The employee, CHS1, “is cooperating with the FBI because of patriotism to the United States and a perceived obligation to victim company A,” and also “has not asked for and has not been offered any form of payment, including consideration regarding immigration or citizenship,” according to court documents – including an affidavit in support of the arrest warrant and criminal complaint – which were written by FBI Special Agent Michael J. Hughes, who works out of the FBI’s Reno field office and is currently assigned to conduct counterintelligence investigations.
The FBI says that “databases available to law enforcement revealed Kriuchkov entered the United States on July 28,” arriving in New York on a tourist visa, before flying to San Francisco on July 30, then renting a car the next day to drive to Sparks to meet the employee. “Records also show that Kriuchkov rented a room at a hotel just off of I-80 in Sparks.”
Kriuchkov allegedly purchased a cellular phone once he arrived in New York, which he used to communicate with the Tesla employee, who he wined and dined in Nevada, before asking him to work on a “special project” with him and his associates. Unbeknownst to Kriuchkov, however, the employee had tipped off senior managers, who alerted the FBI.
The employee met with Kriuchkov multiple times, according to court documents, with the FBI describing their interactions as constituting “a communications plan intended to be used to conceal communications between a handler (Kriuchkov) and a co-optee (CHS1) for advancing the criminal activity.”
In an Aug. 18 meeting, “Kriuchkov also stated that the employee would have to participate in the development of the malware, by providing information about victim company A’s network to the conspirators,” according to the criminal complaint.
“CHS1 stated Kriuchkov also mentioned another member of the group (not by name) who is a hacker and a high-level employee of a government bank in Russia,” according to court documents. “CHS1 said this group member specializes in encryption and works to ensure the malware cannot be traced back to CHS1 after CHS1 installs it in the network.”
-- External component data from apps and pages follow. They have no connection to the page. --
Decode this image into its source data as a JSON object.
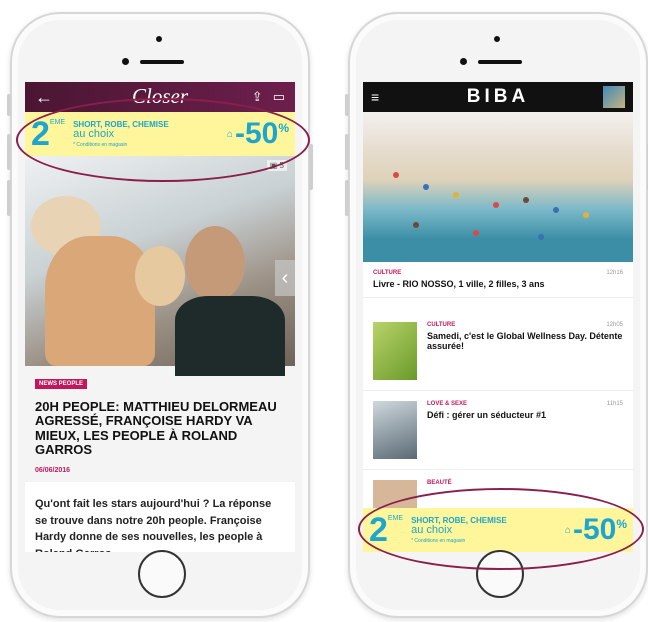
{
  "left_phone": {
    "app": {
      "logo": "Closer",
      "back_icon": "back-arrow-icon",
      "share_icon": "share-icon",
      "comments_icon": "comment-icon"
    },
    "ad": {
      "big_number": "2",
      "superscript": "EME",
      "line1": "SHORT, ROBE, CHEMISE",
      "line2": "au choix",
      "line3": "* Conditions en magasin",
      "discount": "-50",
      "percent": "%"
    },
    "photo_count": "5",
    "article": {
      "tag": "NEWS PEOPLE",
      "headline": "20H PEOPLE: MATTHIEU DELORMEAU AGRESSÉ, FRANÇOISE HARDY VA MIEUX, LES PEOPLE À ROLAND GARROS",
      "date": "06/06/2016",
      "lead": "Qu'ont fait les stars aujourd'hui ? La réponse se trouve dans notre 20h people. Françoise Hardy donne de ses nouvelles, les people à Roland Garros,"
    }
  },
  "right_phone": {
    "app": {
      "logo": "BIBA",
      "menu_icon": "hamburger-menu-icon"
    },
    "items": [
      {
        "category": "CULTURE",
        "time": "12h16",
        "title": "Livre - RIO NOSSO, 1 ville, 2 filles, 3 ans"
      },
      {
        "category": "CULTURE",
        "time": "12h05",
        "title": "Samedi, c'est le Global Wellness Day. Détente assurée!"
      },
      {
        "category": "LOVE & SEXE",
        "time": "11h15",
        "title": "Défi : gérer un séducteur #1"
      },
      {
        "category": "BEAUTÉ"
      }
    ],
    "ad": {
      "big_number": "2",
      "superscript": "EME",
      "line1": "SHORT, ROBE, CHEMISE",
      "line2": "au choix",
      "line3": "* Conditions en magasin",
      "discount": "-50",
      "percent": "%"
    }
  },
  "colors": {
    "closer_bar": "#5a1a3e",
    "ad_background": "#fff59a",
    "ad_text": "#1ca6cf",
    "accent": "#c2185b",
    "highlight": "#8a1f4a"
  }
}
Based on conversations recorded in Russian between the Tesla employee and Kriuchkov, the FBI says that the crime gang planned to provide the employee with the malware, which he would install on Tesla’s networks and leave running for at least six to eight hours. “The co-conspirators would engage in a distributed denial-of-service attack to divert attention from the malware,” according to court documents, during which time “the malware would allow the conspirators to extract data from victim company A’s network. Once the data was extracted, the conspirators would extort victim company A for a substantial payment.”
The attempted intrusion scheme was suddenly delayed last week, however, with Kriuchkov told the employee that “the group was in the final stage of another project which was supposed to provide a large payout,” which they needed to pay the employee, according to court documents. Kriuchkov allegedly told the employee that one of the gang’s prior shakedowns had resulted in a $4 million payout.
What happened next isn’t clear, although the bureau says that “after being contacted by the FBI,” Kriuchkov drove from Reno to Los Angeles, where he asked an associate to buy him a ticket back to Russia.
Following his arrest, Kriuchkov appeared earlier this week before U.S. Magistrate Judge Alexander F. MacKinnon in U.S. District Court in Los Angeles, who ordered that he be detained pending trial.